**Problem to work on**
Here is a block of records. Copy every one of them exactly.

**Provided records**
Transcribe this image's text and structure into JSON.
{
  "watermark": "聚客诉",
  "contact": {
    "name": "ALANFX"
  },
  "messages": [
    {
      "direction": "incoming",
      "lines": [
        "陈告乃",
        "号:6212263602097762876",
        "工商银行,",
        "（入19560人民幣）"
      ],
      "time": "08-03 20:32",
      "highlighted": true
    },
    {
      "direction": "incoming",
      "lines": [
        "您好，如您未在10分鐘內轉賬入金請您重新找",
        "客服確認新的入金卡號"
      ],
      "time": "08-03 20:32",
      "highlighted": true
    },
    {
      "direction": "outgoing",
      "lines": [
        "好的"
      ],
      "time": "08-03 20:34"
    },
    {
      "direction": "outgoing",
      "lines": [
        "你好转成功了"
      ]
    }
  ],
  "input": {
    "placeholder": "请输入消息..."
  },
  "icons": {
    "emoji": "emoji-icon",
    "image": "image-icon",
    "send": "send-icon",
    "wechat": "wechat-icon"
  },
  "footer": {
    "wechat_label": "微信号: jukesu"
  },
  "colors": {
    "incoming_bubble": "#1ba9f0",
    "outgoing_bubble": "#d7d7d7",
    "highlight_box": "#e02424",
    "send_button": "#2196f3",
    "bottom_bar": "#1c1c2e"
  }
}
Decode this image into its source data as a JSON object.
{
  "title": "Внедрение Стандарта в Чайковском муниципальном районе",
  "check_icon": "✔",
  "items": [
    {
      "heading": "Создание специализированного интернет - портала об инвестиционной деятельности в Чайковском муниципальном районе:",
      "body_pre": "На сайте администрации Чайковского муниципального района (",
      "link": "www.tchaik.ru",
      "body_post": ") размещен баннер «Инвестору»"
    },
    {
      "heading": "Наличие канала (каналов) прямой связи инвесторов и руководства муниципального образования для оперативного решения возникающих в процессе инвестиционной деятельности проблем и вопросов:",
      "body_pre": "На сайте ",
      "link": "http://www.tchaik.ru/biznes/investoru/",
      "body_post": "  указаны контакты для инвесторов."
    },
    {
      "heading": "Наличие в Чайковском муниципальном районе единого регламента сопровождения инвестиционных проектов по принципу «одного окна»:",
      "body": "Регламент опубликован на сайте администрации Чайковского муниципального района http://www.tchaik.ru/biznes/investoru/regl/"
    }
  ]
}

**Written answer**
Transcribe this image's text and structure into JSON.
{
  "watermark": "聚客诉",
  "contact": {
    "name": "ALANFX"
  },
  "messages": [
    {
      "direction": "incoming",
      "lines": [
        "陈告乃",
        "号:6212263602097762876",
        "工商银行,",
        "（入19560人民幣）"
      ],
      "time": "08-03 20:32",
      "highlighted": true
    },
    {
      "direction": "incoming",
      "lines": [
        "您好，如您未在10分鐘內轉賬入金請您重新找",
        "客服確認新的入金卡號"
      ],
      "time": "08-03 20:32",
      "highlighted": true
    },
    {
      "direction": "outgoing",
      "lines": [
        "好的"
      ],
      "time": "08-03 20:34"
    },
    {
      "direction": "outgoing",
      "lines": [
        "你好转成功了"
      ]
    }
  ],
  "input": {
    "placeholder": "请输入消息..."
  },
  "icons": {
    "emoji": "emoji-icon",
    "image": "image-icon",
    "send": "send-icon",
    "wechat": "wechat-icon"
  },
  "footer": {
    "wechat_label": "微信号: jukesu"
  },
  "colors": {
    "incoming_bubble": "#1ba9f0",
    "outgoing_bubble": "#d7d7d7",
    "highlight_box": "#e02424",
    "send_button": "#2196f3",
    "bottom_bar": "#1c1c2e"
  }
}
Decode this image into its source data as a JSON object.
{
  "title": "Внедрение Стандарта в Чайковском муниципальном районе",
  "check_icon": "✔",
  "items": [
    {
      "heading": "Создание специализированного интернет - портала об инвестиционной деятельности в Чайковском муниципальном районе:",
      "body_pre": "На сайте администрации Чайковского муниципального района (",
      "link": "www.tchaik.ru",
      "body_post": ") размещен баннер «Инвестору»"
    },
    {
      "heading": "Наличие канала (каналов) прямой связи инвесторов и руководства муниципального образования для оперативного решения возникающих в процессе инвестиционной деятельности проблем и вопросов:",
      "body_pre": "На сайте ",
      "link": "http://www.tchaik.ru/biznes/investoru/",
      "body_post": "  указаны контакты для инвесторов."
    },
    {
      "heading": "Наличие в Чайковском муниципальном районе единого регламента сопровождения инвестиционных проектов по принципу «одного окна»:",
      "body": "Регламент опубликован на сайте администрации Чайковского муниципального района http://www.tchaik.ru/biznes/investoru/regl/"
    }
  ]
}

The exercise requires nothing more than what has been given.